(Data records for software interfaces)
****

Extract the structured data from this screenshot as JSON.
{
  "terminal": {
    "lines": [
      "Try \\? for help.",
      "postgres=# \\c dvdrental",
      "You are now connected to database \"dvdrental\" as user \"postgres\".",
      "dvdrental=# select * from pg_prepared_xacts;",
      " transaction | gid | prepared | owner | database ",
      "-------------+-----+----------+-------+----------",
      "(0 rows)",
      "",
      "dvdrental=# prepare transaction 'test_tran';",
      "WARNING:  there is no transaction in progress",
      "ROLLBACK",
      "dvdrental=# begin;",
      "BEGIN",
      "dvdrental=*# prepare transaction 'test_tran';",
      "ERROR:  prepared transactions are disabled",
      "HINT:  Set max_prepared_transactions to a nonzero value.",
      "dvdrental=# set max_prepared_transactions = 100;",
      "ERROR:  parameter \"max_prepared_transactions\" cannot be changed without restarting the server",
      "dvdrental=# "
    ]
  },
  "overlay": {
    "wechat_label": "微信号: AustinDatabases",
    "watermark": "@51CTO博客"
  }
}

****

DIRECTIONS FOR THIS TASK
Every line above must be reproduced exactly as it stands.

EXPECTED OUTPUT
Extract the structured data from this screenshot as JSON.
{
  "terminal": {
    "lines": [
      "Try \\? for help.",
      "postgres=# \\c dvdrental",
      "You are now connected to database \"dvdrental\" as user \"postgres\".",
      "dvdrental=# select * from pg_prepared_xacts;",
      " transaction | gid | prepared | owner | database ",
      "-------------+-----+----------+-------+----------",
      "(0 rows)",
      "",
      "dvdrental=# prepare transaction 'test_tran';",
      "WARNING:  there is no transaction in progress",
      "ROLLBACK",
      "dvdrental=# begin;",
      "BEGIN",
      "dvdrental=*# prepare transaction 'test_tran';",
      "ERROR:  prepared transactions are disabled",
      "HINT:  Set max_prepared_transactions to a nonzero value.",
      "dvdrental=# set max_prepared_transactions = 100;",
      "ERROR:  parameter \"max_prepared_transactions\" cannot be changed without restarting the server",
      "dvdrental=# "
    ]
  },
  "overlay": {
    "wechat_label": "微信号: AustinDatabases",
    "watermark": "@51CTO博客"
  }
}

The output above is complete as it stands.